# DIRECTIONS FOR THIS TASK:
Word for word, restate the records that follow.

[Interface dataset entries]
--------------------------------------------------

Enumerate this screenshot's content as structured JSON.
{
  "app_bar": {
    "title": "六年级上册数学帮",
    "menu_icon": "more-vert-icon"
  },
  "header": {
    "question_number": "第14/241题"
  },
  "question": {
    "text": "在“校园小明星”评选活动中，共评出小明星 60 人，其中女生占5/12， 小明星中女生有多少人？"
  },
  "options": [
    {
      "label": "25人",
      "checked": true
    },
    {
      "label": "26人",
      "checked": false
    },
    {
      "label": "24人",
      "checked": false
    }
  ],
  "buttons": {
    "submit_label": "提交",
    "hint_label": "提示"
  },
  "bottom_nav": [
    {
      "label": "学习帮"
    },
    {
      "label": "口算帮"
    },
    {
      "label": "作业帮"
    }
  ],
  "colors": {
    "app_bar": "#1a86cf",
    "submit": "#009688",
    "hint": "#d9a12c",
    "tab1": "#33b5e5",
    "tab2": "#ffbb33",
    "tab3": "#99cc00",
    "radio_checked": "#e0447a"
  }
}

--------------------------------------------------

# RESPONSE TO THIS TASK:
Enumerate this screenshot's content as structured JSON.
{
  "app_bar": {
    "title": "六年级上册数学帮",
    "menu_icon": "more-vert-icon"
  },
  "header": {
    "question_number": "第14/241题"
  },
  "question": {
    "text": "在“校园小明星”评选活动中，共评出小明星 60 人，其中女生占5/12， 小明星中女生有多少人？"
  },
  "options": [
    {
      "label": "25人",
      "checked": true
    },
    {
      "label": "26人",
      "checked": false
    },
    {
      "label": "24人",
      "checked": false
    }
  ],
  "buttons": {
    "submit_label": "提交",
    "hint_label": "提示"
  },
  "bottom_nav": [
    {
      "label": "学习帮"
    },
    {
      "label": "口算帮"
    },
    {
      "label": "作业帮"
    }
  ],
  "colors": {
    "app_bar": "#1a86cf",
    "submit": "#009688",
    "hint": "#d9a12c",
    "tab1": "#33b5e5",
    "tab2": "#ffbb33",
    "tab3": "#99cc00",
    "radio_checked": "#e0447a"
  }
}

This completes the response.